Durable Power of Attorney 

In a durable power of attorney, a Principal appoints an agent so that the agent can make financial or medical decisions for the Principal.  Key concepts to understand:

1. “Durable” means that the agent can make decision for the Principal, even when the Principal is incapacitated. But if the power of attorney does not say that it is “durable,” then power of attorney is terminated when the Principal is incapacitated. To be durable, it must contain the following, or similar, statement: “This durable power of attorney is not terminated by subsequent incapacity of the Principal, except as provided in chapter 709, Florida Statutes.”

2. A “Durable Power of Attorney” is terminated upon the death of the Principal. Therefore, the agent’s powers are terminated upon the death of the Principal.

3. A “Durable Power of Attorney” must contain specific powers. You cannot include a blanket statement like “my agent can perform any act that I may be able to perform if I had capacity.”  The Principal must initial certain powers—which believe it or not are actually called “Super Powers”!

4. A “Durable Power of Attorney” is effective upon execution. That means that whoever is appointed agent can start acting immediately after you sign a durable power of attorney. As such, the agent can go to a bank and deplete the bank account. Therefore, you must be very careful when choosing your agent!

5. A properly drafted “Durable Power of Attorney” may avoid guardianship. Guardianship is a procedure of last resort. If a court finds valid alternatives to guardianship—such as the existence of durable power of attorney, health care surrogate, or a living will—it may deem guardianship unnecessary.

6. Formalities must be followed:  The law requires two witnesses and that a Notary Public acknowledges the signature of the Principal.  “Super Powers” must be initialed.
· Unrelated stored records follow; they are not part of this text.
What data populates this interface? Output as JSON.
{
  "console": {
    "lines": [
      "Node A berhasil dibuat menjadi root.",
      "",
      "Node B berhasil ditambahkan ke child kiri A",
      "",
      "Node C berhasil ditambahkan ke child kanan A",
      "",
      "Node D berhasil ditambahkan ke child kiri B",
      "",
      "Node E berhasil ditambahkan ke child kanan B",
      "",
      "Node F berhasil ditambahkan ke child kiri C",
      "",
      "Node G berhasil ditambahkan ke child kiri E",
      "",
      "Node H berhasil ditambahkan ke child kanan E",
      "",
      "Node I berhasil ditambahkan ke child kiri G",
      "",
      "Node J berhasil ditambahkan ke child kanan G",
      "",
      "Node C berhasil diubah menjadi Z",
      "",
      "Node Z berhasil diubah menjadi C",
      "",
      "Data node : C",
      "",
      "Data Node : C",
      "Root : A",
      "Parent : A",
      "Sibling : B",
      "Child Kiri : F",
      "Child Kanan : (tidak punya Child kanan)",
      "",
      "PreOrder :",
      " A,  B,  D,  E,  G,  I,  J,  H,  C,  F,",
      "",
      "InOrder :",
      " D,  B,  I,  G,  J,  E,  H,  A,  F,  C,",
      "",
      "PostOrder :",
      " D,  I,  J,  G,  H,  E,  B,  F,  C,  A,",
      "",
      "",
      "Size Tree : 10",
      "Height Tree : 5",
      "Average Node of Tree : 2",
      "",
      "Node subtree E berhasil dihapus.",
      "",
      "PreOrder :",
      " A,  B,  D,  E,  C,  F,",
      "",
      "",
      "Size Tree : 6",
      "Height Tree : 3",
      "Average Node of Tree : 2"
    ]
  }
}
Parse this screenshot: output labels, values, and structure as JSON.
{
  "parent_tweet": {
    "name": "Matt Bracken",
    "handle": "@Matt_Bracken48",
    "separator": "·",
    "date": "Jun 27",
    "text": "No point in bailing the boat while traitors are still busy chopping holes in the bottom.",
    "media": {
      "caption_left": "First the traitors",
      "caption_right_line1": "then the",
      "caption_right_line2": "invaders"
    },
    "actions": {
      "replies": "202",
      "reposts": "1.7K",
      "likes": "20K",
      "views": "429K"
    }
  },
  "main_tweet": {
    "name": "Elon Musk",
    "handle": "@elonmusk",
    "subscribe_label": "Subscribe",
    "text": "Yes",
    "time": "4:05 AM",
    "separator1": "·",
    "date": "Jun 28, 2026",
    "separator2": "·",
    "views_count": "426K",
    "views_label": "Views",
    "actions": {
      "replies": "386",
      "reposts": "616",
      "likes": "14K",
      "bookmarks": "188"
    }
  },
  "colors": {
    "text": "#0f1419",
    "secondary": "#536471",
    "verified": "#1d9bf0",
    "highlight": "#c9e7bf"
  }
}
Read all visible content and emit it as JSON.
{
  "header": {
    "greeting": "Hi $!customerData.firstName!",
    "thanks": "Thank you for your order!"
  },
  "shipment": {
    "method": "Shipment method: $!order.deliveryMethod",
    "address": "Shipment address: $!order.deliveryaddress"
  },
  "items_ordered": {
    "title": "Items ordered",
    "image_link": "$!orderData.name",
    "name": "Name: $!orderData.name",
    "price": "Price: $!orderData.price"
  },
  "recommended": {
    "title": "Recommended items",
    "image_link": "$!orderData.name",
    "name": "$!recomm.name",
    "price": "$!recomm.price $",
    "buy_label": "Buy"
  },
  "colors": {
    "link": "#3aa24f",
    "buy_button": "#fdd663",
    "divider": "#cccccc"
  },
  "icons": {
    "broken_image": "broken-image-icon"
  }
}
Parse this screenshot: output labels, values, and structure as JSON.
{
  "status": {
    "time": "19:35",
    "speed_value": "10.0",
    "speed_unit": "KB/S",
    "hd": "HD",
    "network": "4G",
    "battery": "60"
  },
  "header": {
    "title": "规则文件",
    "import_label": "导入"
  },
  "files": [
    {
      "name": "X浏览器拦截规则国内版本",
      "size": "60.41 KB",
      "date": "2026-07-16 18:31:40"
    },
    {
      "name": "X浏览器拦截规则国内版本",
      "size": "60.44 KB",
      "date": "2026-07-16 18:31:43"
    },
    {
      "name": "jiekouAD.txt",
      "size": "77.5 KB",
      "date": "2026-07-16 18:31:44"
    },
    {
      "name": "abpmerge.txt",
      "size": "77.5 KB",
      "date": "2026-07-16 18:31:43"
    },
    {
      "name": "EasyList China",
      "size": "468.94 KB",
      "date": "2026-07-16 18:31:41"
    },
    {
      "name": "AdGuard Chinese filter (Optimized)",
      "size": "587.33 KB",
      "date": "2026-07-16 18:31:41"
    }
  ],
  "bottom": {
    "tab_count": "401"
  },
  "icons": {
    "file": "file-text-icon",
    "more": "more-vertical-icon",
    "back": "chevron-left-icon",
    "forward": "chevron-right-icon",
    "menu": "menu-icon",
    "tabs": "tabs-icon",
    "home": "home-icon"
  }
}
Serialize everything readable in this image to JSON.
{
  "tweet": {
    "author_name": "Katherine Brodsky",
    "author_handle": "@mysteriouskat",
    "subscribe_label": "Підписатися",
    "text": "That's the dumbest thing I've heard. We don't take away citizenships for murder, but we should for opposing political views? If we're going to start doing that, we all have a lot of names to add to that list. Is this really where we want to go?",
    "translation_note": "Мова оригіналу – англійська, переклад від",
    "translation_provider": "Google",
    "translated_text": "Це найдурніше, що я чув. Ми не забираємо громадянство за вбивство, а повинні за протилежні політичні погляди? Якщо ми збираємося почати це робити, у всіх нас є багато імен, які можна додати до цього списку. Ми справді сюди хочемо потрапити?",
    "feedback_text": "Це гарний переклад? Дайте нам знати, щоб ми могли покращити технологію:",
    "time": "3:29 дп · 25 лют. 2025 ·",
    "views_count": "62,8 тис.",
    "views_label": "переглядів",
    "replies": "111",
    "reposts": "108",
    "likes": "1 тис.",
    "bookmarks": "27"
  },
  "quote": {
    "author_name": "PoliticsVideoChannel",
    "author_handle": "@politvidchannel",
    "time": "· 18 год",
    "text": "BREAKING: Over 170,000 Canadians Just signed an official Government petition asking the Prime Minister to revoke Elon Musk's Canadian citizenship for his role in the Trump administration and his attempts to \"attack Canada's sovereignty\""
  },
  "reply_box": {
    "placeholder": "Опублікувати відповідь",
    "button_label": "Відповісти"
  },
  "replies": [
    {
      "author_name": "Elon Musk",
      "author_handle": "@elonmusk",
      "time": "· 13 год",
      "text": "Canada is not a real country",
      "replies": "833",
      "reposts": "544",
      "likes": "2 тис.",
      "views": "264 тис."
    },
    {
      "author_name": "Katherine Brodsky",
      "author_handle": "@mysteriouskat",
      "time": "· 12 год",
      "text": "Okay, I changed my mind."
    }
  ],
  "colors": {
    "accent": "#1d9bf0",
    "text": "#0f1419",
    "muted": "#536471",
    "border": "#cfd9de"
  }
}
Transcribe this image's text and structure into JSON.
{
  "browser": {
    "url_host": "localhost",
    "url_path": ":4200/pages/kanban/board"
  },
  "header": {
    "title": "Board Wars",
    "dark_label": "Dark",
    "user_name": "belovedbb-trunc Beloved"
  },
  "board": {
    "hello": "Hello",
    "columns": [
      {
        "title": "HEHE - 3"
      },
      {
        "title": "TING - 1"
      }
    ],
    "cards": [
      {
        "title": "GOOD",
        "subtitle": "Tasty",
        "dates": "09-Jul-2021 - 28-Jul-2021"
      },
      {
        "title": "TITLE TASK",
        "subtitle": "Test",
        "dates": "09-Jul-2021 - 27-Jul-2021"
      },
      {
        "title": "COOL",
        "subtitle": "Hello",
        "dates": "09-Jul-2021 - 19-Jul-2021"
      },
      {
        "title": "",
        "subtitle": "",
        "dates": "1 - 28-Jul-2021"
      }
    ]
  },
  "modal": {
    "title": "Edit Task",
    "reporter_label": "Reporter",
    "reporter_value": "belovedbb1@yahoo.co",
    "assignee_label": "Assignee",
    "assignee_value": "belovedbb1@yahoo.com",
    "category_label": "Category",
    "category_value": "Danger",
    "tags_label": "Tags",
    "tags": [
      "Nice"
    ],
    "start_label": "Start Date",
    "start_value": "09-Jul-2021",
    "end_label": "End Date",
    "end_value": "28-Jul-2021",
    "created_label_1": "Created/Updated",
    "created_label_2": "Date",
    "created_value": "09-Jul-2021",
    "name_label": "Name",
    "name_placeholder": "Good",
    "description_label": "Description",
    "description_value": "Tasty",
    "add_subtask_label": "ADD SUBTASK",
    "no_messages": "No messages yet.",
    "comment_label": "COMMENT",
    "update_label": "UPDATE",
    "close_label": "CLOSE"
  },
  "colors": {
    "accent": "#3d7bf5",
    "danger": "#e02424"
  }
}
Designation of Health Care Surrogate 

In a Designation of Health Care Surrogate, a Principal appoints a Surrogate so that the Surrogate can make medical decisions for the Principal. Here are key concepts to understand:

1. The designation of the Surrogate may be immediate, but you have to affirmatively say so in the document. If you don’t, the Surrogate starts acting upon the determination of incapacity of the Principal by the doctors.

2. A properly drafted “Designation of Health Care Surrogate” may avoid guardianship. As we’ve discussed, guardianship is a procedure of last resort. If a court finds valid alternatives to guardianship—such as the existence of durable power of attorney, health care surrogate or a and living will—it may deem guardianship unnecessary.

3. Formalities must be followed: The law requires two witnesses; however, you do not need a Notary Public.

Living Wills 

Living wills direct the providing, withholding, or withdrawal of life-prolonging procedures in the event that a person has a terminal condition, has an end-stage condition, or is in a persistent vegetative state. Formalities must be followed when preparing this document. As with the Health Care Surrogate just discussed, the law requires two witnesses; however, you do not need a Notary Public.

1. Living Wills should not be confused with Last Wills and Testaments.  A Living Will only deals with terminal conditions.

2. Living Wills should not be confused with Living Trusts. A Living Will only deals with terminal conditions.